By Mahmoud Hakamian
The Iran lobby continues its criticism of the Trump administration for de-certifying the Iran nuclear agreement and re-imposing economic sanctions. Perhaps they should instead blame Tehran, not the U.S.
The National Iranian American Council argues that the nuclear deal was, as they said, “working.” However, there are notable omissions in the agreement:
• Development of nuclear-capable intercontinental ballistic missiles designed to deliver payloads around the world was not restricted
• Iran’s ability to fund terrorist groups such as Hezbollah, or to buy weapons from Russia and China later used by terrorists in Yemen, Iraq and Syria was not addressed
• Human rights changes, including releasing political prisoners, halting crackdowns on journalists, students, bloggers, artists, ethnic and religious minorities, and repealing laws that oppress women were not required
• Most importantly, Iran’s role in the Syrian civil war that resulted in the slaughter of almost half a million men, women, and children, and created over four million refugees was allowed to continue
Many believe Iran caused the rise of ISIS, as well as a series of terrorist attacks that have occurred in such various places, such as London, Birmingham, Orlando, Brussels, Nice, Ottawa, Sydney, San Bernardino, and many others.
President Trump campaigned on his promise to pull out the nuclear deal, so his decision was no surprise to the Iran lobby, but the NIAC still condemn the president’s actions.
The sanctions deem that Iran will no longer be able to engage in trade using US dollars, and according to Trump administration officials, will be blocked from trade in gold and other precious metals, as well. The import of graphite, aluminum, steel, coal, and software used for industrial purposes, and participation in the automobile market, will not be allowed, according to BuzzFeed.
European countries have been called upon by the NIAC to commit to their business deals with Iran. Still, companies including Peugeot and Total are taking their business away from Iran.
Harsher sanctions come into effect in November, targeting Iran’s oil exports as well as transactions between foreign banks and the Central Bank of Iran. A senior administrative official reiterated that the US goal is to get imports of Iranian crude to zero and that the US is not looking to give exemptions or waivers when those sanctions hit.

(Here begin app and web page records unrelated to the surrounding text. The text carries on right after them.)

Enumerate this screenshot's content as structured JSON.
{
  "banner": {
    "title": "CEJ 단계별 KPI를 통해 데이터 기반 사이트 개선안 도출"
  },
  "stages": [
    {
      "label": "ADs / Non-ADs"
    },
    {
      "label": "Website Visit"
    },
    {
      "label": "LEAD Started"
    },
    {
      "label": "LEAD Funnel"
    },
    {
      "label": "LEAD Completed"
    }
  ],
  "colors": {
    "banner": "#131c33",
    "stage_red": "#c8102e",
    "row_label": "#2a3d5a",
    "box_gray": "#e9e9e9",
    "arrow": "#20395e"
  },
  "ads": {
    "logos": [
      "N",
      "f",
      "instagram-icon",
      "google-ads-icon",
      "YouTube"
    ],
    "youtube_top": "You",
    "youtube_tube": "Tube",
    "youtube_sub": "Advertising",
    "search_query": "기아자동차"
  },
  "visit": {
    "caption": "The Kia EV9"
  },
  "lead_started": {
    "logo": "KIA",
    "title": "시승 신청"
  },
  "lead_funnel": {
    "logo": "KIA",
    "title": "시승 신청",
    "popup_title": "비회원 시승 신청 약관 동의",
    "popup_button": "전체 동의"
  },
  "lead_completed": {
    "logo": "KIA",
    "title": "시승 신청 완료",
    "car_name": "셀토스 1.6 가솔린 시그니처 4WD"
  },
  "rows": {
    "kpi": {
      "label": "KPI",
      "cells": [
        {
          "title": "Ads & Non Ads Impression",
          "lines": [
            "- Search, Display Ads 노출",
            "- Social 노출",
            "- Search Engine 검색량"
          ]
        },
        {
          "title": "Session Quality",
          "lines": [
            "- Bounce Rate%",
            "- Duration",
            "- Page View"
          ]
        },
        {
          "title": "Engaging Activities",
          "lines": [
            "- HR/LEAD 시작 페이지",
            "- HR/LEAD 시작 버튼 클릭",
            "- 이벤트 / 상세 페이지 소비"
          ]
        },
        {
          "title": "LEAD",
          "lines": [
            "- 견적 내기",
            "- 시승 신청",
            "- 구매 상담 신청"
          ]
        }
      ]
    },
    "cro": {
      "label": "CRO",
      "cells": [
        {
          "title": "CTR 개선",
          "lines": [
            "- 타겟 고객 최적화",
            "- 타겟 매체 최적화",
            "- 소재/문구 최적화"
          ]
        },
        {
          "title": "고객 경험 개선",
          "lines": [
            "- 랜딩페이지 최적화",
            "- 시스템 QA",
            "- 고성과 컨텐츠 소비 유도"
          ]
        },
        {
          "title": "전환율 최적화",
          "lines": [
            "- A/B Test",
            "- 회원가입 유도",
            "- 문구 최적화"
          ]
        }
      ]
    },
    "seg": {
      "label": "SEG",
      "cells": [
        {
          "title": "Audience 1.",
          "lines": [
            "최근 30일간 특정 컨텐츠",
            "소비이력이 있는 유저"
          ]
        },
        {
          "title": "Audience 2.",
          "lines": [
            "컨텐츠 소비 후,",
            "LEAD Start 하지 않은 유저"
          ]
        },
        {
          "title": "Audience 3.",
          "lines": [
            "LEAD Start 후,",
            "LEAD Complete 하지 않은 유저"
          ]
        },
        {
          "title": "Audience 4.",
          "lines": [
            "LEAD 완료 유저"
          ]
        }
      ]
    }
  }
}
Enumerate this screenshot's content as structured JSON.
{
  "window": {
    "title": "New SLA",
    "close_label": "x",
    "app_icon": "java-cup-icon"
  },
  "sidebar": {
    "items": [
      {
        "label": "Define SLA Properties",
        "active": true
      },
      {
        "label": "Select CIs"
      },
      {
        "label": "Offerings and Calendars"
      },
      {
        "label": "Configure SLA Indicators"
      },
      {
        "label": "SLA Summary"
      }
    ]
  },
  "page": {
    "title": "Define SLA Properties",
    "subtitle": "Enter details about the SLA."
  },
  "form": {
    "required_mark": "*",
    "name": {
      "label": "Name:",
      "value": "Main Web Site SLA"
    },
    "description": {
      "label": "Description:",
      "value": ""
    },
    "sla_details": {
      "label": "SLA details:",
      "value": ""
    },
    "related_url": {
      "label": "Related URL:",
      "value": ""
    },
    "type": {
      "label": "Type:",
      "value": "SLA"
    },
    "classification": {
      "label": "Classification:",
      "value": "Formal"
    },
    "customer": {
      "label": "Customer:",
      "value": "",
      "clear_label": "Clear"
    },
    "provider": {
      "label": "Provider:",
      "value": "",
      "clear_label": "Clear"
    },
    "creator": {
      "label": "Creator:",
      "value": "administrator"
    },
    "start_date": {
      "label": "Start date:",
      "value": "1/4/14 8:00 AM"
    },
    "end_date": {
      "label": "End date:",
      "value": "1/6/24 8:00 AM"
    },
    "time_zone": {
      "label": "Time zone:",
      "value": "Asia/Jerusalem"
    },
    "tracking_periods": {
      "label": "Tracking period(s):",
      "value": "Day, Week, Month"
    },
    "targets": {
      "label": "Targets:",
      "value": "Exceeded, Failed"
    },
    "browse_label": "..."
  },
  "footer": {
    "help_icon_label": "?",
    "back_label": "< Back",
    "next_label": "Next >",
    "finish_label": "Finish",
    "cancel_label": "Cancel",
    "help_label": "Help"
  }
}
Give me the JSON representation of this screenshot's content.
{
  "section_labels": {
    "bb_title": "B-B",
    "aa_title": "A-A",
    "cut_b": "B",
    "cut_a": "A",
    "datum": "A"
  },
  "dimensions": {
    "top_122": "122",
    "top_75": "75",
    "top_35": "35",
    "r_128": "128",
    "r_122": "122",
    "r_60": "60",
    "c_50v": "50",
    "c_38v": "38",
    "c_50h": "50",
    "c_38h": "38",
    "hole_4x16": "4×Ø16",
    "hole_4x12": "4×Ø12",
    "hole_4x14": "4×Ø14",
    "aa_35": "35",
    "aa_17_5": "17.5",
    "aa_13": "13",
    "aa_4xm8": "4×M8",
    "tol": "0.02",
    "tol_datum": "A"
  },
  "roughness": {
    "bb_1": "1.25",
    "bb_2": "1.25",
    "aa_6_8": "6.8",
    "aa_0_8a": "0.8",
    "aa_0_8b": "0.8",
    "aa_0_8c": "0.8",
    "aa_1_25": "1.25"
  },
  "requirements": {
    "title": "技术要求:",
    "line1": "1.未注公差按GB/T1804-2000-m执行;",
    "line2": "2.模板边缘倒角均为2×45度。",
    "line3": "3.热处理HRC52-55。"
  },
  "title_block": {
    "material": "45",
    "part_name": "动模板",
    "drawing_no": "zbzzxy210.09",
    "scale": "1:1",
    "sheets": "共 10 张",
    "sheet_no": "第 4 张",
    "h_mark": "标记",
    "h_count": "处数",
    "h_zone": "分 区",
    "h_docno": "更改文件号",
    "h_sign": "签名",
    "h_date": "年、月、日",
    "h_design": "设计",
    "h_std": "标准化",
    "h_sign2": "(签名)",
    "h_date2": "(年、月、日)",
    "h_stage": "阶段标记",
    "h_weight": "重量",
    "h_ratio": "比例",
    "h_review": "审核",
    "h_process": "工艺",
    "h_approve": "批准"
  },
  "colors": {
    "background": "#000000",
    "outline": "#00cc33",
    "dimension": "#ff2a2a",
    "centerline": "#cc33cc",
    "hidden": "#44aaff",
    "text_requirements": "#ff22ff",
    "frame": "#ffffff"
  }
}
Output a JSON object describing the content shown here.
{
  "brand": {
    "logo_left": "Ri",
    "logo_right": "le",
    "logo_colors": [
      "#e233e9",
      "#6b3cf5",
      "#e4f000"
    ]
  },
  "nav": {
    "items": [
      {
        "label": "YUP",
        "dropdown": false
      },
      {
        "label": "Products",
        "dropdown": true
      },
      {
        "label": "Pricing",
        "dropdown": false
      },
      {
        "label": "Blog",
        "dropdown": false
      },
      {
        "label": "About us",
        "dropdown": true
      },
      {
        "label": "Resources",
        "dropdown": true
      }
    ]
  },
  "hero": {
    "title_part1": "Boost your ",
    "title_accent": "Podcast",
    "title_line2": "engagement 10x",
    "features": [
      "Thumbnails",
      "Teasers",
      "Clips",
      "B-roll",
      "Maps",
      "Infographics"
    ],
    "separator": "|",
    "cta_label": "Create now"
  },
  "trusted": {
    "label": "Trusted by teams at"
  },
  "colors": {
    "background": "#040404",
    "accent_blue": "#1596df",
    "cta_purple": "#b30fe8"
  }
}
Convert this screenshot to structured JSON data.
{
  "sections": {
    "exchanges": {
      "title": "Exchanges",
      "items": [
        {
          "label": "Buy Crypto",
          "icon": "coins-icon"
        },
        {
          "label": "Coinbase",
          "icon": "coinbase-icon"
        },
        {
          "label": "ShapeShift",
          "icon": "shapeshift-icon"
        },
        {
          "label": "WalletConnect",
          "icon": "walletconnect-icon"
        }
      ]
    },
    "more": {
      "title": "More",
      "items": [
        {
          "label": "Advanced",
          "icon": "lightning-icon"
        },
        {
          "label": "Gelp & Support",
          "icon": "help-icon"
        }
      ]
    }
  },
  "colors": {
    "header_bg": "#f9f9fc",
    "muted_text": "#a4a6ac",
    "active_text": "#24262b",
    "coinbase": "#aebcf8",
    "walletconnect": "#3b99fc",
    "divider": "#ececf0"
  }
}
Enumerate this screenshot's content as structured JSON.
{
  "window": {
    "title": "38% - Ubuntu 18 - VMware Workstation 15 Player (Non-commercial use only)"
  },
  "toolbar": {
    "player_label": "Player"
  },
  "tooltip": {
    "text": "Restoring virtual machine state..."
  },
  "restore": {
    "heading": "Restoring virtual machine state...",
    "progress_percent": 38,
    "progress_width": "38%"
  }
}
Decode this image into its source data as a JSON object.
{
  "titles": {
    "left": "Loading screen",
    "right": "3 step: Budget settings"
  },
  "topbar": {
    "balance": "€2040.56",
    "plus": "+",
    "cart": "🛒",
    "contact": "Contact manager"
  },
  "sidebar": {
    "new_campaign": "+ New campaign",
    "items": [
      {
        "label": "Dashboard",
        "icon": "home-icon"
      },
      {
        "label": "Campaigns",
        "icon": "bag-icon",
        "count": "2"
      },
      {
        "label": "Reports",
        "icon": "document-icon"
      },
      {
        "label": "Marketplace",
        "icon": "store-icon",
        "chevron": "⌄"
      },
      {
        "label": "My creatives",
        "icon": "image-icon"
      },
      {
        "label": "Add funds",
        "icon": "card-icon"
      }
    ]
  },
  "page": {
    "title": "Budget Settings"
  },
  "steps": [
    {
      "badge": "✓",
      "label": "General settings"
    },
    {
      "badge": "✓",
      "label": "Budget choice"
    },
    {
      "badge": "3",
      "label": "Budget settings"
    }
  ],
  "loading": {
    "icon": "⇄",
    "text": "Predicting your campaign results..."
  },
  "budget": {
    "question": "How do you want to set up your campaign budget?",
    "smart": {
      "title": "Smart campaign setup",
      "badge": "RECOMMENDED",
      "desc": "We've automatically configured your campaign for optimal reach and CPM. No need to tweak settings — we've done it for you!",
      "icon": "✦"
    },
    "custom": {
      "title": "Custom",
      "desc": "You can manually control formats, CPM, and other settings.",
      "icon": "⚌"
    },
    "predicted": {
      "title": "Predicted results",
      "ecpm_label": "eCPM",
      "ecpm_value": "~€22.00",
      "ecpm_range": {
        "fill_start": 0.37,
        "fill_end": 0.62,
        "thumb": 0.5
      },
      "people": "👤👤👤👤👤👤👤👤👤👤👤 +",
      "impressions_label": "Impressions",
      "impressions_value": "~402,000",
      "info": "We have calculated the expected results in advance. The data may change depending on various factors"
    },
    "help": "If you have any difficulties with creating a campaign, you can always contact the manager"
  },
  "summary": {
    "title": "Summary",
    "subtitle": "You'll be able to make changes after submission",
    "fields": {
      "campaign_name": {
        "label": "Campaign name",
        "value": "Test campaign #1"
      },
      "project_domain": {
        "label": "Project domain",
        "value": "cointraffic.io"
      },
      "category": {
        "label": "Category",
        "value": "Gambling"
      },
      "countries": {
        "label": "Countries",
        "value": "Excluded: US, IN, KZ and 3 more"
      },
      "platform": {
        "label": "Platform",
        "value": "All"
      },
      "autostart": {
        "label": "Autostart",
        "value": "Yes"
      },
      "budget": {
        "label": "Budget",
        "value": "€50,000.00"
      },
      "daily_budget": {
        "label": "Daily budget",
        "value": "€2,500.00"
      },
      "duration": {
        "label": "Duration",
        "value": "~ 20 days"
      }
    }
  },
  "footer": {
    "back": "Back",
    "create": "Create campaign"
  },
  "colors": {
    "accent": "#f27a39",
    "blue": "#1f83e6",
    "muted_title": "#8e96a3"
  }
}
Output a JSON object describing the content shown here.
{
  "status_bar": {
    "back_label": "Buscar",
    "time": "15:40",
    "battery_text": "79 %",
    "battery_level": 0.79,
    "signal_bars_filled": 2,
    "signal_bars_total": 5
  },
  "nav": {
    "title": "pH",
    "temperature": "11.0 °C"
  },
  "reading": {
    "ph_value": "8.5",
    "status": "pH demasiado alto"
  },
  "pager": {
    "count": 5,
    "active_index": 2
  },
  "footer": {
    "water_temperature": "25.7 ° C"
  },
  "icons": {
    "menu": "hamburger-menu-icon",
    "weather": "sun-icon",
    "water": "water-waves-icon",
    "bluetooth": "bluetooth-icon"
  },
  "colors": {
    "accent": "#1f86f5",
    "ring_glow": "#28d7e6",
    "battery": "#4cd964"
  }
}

The NIAC, in a briefing memo posted on its website, continues to describe the nuclear agreement as “successful”. Critics of the deal call it a “tool” that replenished the regime’s cash reserves, who then used it to fund their aspirations toward hegemony in the Middle East.
Over the past three years, conditions in both Washington and in the hundreds of villages, cities and towns throughout Iran have changed. Protests at home and economic pressure by the Trump administration are pushing the regime to decide whether to again crack down on its own people, or to finally entertain the notion that democracy must take root in Iran.
Several journalists, including Thomas Erdbrink in the New York Times chronicled the protests in Iran that are being fueled by the poor and middle classes. “Some demonstrations — about the weak economy, strict Islamic rules, water shortages, religious disputes, local grievances — have turned deadly. The protesters have shouted harsh slogans against clerical leaders and their policies. The events are broadly shared on social media and on the dozens of Persian language satellite channels beaming into the Islamic republic,” he writes, and adds, “Videos show that some protesters have gone well beyond strictly economic grievances to challenge Iran’s foreign policy and religious rules. Secular protest slogans aimed at Iran’s leadership also criticize its support for Syria and groups in the Palestinian territories and in Lebanon.”
His writing is known for its favorable leaning toward appeasing the Iranian leadership. However, Erdbrink reports that, predictably, in fighting among the ruling elites as to who is to blame is increasing, as the regime struggles to give the Iranian people solutions that do not involve slogans or a policeman wielding a baton.